# What this task involves
Lines of the listing that contain "body" need to be copied.

### Source data ###

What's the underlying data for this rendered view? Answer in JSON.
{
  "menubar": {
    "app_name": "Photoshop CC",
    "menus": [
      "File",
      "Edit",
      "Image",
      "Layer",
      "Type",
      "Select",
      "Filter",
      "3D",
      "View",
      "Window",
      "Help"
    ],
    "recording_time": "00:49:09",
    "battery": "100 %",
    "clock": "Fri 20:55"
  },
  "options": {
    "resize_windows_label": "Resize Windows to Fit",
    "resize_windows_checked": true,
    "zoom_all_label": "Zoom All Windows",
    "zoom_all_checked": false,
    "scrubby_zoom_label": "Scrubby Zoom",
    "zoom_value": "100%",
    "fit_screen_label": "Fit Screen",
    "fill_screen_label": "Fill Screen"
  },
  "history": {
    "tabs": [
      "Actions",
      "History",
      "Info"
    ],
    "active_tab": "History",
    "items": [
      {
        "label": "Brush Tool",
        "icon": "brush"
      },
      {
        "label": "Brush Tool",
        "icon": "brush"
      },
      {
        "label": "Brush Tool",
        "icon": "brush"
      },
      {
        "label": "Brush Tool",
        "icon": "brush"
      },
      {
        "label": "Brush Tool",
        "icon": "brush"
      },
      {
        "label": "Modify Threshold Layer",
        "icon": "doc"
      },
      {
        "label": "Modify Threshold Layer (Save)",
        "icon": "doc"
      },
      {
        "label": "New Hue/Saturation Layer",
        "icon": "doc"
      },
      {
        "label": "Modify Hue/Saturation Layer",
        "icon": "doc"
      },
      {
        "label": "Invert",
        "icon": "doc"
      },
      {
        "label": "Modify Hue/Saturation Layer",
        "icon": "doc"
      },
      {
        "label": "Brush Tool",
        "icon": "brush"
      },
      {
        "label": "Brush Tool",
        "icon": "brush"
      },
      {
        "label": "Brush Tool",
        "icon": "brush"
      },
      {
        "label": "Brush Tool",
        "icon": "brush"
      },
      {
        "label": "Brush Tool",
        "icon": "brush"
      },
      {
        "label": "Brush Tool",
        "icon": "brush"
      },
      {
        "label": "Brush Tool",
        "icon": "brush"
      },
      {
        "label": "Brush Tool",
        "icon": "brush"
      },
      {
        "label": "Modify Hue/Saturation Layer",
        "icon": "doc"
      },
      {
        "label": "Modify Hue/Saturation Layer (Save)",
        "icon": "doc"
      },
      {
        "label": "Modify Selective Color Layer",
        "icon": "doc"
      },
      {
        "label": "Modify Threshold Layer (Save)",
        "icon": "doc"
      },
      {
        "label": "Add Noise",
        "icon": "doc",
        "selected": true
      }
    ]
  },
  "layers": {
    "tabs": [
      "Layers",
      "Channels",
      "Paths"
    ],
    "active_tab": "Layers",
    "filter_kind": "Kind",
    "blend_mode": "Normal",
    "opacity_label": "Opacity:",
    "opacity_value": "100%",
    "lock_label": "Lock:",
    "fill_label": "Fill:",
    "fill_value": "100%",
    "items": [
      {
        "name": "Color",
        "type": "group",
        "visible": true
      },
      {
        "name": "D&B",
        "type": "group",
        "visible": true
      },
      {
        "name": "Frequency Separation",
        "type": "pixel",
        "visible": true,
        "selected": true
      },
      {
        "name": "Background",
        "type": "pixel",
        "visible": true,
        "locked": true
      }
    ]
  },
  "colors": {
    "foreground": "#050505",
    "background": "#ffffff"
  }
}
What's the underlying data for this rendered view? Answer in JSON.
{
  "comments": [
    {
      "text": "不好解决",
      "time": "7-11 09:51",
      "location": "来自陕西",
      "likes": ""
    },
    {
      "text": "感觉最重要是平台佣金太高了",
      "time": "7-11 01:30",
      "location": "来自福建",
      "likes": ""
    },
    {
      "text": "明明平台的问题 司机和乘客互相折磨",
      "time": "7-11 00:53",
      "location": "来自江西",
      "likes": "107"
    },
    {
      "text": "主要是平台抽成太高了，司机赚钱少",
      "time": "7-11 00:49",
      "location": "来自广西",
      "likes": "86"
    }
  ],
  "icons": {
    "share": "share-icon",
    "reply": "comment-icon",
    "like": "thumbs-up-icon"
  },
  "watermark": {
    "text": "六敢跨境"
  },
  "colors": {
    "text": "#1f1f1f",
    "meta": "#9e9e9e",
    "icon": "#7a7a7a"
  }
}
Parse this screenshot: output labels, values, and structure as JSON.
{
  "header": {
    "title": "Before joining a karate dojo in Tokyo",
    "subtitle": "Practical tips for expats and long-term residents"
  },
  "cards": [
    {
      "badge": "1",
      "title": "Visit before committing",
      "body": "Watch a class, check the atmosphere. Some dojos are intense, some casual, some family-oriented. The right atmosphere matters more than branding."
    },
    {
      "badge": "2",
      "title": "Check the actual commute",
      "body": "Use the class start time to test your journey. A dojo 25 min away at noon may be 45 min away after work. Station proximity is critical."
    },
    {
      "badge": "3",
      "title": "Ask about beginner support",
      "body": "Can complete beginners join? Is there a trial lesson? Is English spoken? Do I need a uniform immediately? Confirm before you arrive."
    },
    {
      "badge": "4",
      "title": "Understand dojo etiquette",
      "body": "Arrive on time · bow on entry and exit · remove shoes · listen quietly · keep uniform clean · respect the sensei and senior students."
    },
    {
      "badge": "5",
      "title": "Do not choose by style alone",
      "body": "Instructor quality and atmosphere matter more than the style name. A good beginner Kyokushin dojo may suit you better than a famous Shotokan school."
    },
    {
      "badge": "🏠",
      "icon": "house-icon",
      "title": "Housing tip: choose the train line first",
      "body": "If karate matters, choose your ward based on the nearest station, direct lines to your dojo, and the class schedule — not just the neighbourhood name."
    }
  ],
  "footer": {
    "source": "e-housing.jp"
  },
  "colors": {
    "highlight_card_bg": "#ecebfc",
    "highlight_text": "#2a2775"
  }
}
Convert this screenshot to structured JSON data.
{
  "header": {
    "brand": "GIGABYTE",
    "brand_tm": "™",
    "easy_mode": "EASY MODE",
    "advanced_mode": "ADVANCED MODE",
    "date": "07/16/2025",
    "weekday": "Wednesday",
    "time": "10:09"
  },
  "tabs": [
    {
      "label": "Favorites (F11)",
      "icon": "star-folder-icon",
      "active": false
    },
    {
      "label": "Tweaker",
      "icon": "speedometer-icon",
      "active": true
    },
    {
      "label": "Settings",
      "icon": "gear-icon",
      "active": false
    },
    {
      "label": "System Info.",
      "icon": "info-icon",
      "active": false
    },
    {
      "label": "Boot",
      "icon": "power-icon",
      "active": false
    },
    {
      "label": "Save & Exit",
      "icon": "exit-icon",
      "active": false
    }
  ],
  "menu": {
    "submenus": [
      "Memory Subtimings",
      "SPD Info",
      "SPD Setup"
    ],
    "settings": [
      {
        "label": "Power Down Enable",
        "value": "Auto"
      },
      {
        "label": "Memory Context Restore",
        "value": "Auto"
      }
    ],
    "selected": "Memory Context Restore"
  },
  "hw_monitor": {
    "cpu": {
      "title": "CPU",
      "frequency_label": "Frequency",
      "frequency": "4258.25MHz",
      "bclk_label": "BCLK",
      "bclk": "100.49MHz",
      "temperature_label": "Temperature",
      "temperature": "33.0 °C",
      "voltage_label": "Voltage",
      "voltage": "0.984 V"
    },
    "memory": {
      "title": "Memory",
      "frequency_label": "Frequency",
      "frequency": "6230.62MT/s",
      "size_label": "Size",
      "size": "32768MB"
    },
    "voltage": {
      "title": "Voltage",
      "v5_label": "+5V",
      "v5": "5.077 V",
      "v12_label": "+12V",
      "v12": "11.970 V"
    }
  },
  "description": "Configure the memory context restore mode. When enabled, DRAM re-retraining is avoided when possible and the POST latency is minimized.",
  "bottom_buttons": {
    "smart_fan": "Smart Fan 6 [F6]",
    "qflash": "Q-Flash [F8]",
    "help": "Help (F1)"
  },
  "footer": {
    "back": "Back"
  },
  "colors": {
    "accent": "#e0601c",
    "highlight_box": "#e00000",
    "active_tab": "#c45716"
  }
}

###

# Reply
      "body": "Watch a class, check the atmosphere. Some dojos are intense, some casual, some family-oriented. The right atmosphere matters more than branding."
      "body": "Use the class start time to test your journey. A dojo 25 min away at noon may be 45 min away after work. Station proximity is critical."
      "body": "Can complete beginners join? Is there a trial lesson? Is English spoken? Do I need a uniform immediately? Confirm before you arrive."
      "body": "Arrive on time · bow on entry and exit · remove shoes · listen quietly · keep uniform clean · respect the sensei and senior students."
      "body": "Instructor quality and atmosphere matter more than the style name. A good beginner Kyokushin dojo may suit you better than a famous Shotokan school."
      "body": "If karate matters, choose your ward based on the nearest station, direct lines to your dojo, and the class schedule — not just the neighbourhood name."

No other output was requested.